Instructions for the task
Go line by line through the entries and show those that hold the string "type".

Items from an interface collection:
☆ ☆ ☆

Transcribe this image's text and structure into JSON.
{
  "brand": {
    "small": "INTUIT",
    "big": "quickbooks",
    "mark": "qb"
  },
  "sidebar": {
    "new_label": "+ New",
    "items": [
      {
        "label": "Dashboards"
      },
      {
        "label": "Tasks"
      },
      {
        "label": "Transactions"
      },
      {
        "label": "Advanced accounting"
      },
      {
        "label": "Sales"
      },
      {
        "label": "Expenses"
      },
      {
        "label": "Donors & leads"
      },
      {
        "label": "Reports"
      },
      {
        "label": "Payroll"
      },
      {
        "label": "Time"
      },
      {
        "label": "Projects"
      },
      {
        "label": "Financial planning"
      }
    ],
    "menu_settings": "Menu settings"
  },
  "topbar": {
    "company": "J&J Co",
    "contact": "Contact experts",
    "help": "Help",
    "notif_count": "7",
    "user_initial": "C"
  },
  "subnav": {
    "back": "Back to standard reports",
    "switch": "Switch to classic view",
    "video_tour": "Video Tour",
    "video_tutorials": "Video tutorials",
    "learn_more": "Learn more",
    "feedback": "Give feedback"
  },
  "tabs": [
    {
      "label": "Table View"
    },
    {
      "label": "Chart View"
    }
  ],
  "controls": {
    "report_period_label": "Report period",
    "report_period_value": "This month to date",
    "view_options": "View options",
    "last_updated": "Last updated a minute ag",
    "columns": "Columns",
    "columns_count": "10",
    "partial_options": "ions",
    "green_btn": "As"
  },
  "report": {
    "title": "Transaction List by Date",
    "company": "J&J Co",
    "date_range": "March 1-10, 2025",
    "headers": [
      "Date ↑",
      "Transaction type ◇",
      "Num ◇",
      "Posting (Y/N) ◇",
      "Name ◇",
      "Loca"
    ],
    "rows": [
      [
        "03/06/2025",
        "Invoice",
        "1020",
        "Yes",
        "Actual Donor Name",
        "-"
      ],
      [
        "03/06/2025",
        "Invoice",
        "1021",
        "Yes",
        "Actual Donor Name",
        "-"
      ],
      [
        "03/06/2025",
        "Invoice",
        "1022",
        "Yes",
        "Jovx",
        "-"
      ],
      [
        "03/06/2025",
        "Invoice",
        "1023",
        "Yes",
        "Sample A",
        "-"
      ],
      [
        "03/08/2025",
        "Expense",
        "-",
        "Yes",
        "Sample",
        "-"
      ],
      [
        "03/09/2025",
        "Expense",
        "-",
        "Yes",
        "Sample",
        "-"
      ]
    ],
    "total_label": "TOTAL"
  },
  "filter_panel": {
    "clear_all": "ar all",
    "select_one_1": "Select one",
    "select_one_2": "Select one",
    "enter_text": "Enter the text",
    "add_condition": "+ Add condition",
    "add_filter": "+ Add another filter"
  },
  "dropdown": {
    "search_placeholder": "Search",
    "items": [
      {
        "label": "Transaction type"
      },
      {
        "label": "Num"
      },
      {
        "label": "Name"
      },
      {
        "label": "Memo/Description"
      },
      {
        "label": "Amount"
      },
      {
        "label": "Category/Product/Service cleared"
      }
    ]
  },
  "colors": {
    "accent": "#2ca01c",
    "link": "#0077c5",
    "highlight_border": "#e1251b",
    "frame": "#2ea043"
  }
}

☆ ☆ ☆

Result for this exercise
      "Transaction type ◇",
        "label": "Transaction type"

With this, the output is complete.